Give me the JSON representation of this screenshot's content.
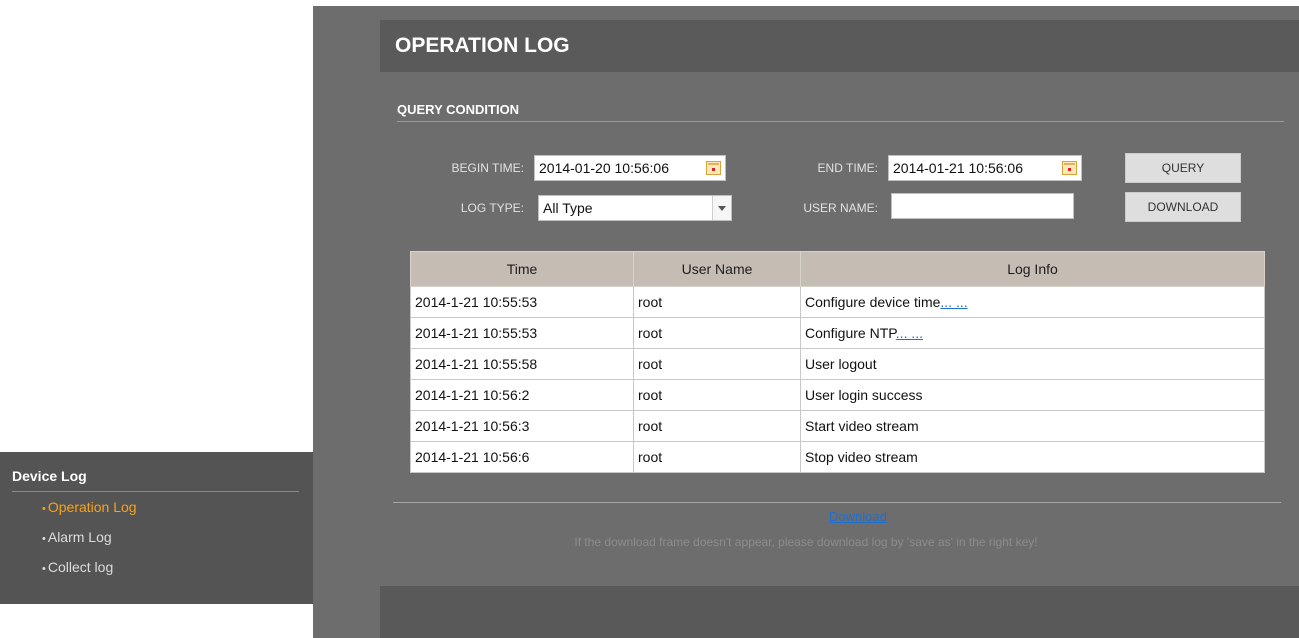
{
  "sidebar": {
    "title": "Device Log",
    "items": [
      {
        "label": "Operation Log",
        "active": true
      },
      {
        "label": "Alarm Log",
        "active": false
      },
      {
        "label": "Collect log",
        "active": false
      }
    ],
    "bullet": "•"
  },
  "page": {
    "title": "OPERATION LOG",
    "query_header": "QUERY CONDITION"
  },
  "query": {
    "begin_label": "BEGIN TIME:",
    "begin_value": "2014-01-20 10:56:06",
    "end_label": "END TIME:",
    "end_value": "2014-01-21 10:56:06",
    "logtype_label": "LOG TYPE:",
    "logtype_value": "All Type",
    "username_label": "USER NAME:",
    "username_value": "",
    "query_button": "QUERY",
    "download_button": "DOWNLOAD"
  },
  "table": {
    "columns": [
      "Time",
      "User Name",
      "Log Info"
    ],
    "rows": [
      {
        "time": "2014-1-21 10:55:53",
        "user": "root",
        "info": "Configure device time",
        "more": "... ..."
      },
      {
        "time": "2014-1-21 10:55:53",
        "user": "root",
        "info": "Configure NTP",
        "more": "... ..."
      },
      {
        "time": "2014-1-21 10:55:58",
        "user": "root",
        "info": "User logout",
        "more": ""
      },
      {
        "time": "2014-1-21 10:56:2",
        "user": "root",
        "info": "User login success",
        "more": ""
      },
      {
        "time": "2014-1-21 10:56:3",
        "user": "root",
        "info": "Start video stream",
        "more": ""
      },
      {
        "time": "2014-1-21 10:56:6",
        "user": "root",
        "info": "Stop video stream",
        "more": ""
      }
    ]
  },
  "footer": {
    "download_link": "Download",
    "hint": "If the download frame doesn't appear, please download log by 'save as' in the right key!"
  },
  "colors": {
    "sidebar_bg": "#545454",
    "main_bg": "#6d6d6d",
    "active_item": "#f7a21b",
    "link": "#1f6fcf",
    "table_header_bg": "#c5bcb4"
  }
}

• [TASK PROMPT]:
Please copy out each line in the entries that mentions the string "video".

• [RESPONSE TO THE TASK]:
        "info": "Start video stream",
        "info": "Stop video stream",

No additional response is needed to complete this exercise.